“The HEAT Act is a sorely needed crackdown on alternative suppliers, and we thank Attorney General Raoul for his leadership in getting those consumer protections passed,” Kolata said. “But this summer, before those improvements take effect, consumers have to protect themselves.”
CUB advises consumers to take the following precautions against shady sales tactics:
Know the utility’s price. From June through September, ComEd’s power price is nearly 9 percent lower than last summer: 6.725 cents per kilowatt-hour (kWh). In this market, ComEd is likely your best bet.
*Don’t show your electric bill or account number to just anyone. A door-to-door marketer may ask to see your electric bill. Don’t do it, unless you are sure you want to change suppliers. An unethical sales representative could use that information to switch you to an alternative supplier without your consent—a scam called “slamming.”
*Watch out for promotional rates. Ask if the rate you are being offered is an introductory or promotional rate. If so, ask when that rate ends and what the new rate will be. CUB has seen far too many customers get hooked by a promotional rate, only to get slammed with skyrocketing bills once that introductory price goes away.

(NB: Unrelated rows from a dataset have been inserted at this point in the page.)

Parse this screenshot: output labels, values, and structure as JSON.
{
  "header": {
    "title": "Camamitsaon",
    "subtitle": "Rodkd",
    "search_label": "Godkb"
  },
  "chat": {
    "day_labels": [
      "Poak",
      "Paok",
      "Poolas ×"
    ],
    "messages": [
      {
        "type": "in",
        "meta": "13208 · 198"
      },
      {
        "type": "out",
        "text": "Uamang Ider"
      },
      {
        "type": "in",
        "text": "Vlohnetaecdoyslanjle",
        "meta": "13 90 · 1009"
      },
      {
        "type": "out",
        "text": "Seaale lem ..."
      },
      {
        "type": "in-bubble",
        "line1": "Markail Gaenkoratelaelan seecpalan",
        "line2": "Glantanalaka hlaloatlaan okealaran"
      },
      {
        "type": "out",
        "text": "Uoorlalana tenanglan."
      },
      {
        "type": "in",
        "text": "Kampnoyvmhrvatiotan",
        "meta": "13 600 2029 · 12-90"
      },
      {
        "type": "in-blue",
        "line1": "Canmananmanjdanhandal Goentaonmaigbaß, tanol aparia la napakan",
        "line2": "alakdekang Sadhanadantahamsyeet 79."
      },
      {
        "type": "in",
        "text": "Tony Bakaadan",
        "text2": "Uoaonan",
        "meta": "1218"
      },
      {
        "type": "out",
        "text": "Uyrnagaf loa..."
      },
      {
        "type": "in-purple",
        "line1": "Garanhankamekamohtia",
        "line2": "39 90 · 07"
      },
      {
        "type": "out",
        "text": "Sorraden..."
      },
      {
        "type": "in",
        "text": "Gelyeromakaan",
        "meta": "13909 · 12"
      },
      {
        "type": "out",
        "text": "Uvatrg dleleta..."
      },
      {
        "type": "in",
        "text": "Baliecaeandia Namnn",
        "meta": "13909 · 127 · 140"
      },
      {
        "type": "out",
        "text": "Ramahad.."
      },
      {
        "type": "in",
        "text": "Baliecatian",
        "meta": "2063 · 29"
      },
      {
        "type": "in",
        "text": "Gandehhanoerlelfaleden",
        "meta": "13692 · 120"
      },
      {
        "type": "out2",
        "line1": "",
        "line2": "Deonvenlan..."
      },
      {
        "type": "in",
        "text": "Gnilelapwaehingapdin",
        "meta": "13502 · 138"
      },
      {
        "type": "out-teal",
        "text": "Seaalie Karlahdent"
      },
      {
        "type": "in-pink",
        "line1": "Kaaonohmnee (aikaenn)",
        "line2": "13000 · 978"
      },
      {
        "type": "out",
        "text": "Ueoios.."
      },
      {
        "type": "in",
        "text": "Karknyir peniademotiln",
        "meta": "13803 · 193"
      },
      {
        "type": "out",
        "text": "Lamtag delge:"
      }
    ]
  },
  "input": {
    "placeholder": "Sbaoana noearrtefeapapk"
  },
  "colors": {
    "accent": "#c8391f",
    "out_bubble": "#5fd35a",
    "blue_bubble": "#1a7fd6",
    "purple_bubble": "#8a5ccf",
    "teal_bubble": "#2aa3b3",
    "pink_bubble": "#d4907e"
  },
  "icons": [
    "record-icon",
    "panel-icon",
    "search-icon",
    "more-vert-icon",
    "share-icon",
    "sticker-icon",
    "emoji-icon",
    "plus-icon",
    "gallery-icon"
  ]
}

*Watch out for high fees. Ask if the rate you are being offered has any fees tied to it—such as a monthly fee that will inflate the per-kilowatt-hour rate. CUB has seen monthly fees as high as $16.
Ask about exit fees. Find out if the offer has an exit fee if you cancel the contract early. Currently, exit fees are capped at $50. You can avoid getting slapped with an exit fee if you cancel a contract within 10 days of the supplier’s charges first appearing on your bill. (Note: The HEAT Act will eliminate exit fees on Jan. 1, 2020.)
Each year, CUB receives thousands of inquiries from utility customers, including many who have questions about alternative supplier offers or complaints about rates that are double or triple the utility price. While there are plenty of bad deals from alternative suppliers, CUB outlined good choices in the market.
*Energy efficiency. Illinois electric and gas utilities offer discounts/rebates on a wide range of efficiency upgrades. For example, ComEd offers a $100 rebate on smart thermostats, and the utility will pick up an old working refrigerator, recycle it in an environmentally responsible way, and pay the customer $50. ComEd estimates that its customers have cut their electric bills by $4 billion since 2008, thanks to the utility’s efficiency programs.
*Peak Time Savings. This no-cost program gives you a bill credit if you’re able to reduce energy usage for a limited number of hours on certain days (typically hot summer afternoons) when electricity demand is highest. An alternative to Peak Time Savings is Central AC Cycling. It gives you a monthly summer credit of $5 to $10 to let ComEd periodically turn your air conditioning compressor off for a certain amount of time on hot days. You may not notice a difference because your fan stays on to circulate already cooled air.
Hourly Pricing. This program charges a wholesale market price that can change hourly, compared with the traditional rate that only changes twice a year. Hourly Pricing encourages customers to put off heavy energy usage (laundry, for example) until prices are lowest—typically late night and early morning. Savings are not guaranteed, but Hourly Pricing has been saving participants an average of 15 percent on the supply side of their bills.
For more information, call CUB’s Consumer Hotline, 1-800-669-5556, or visit its award winning website, www.CitizensUtilityBoard.org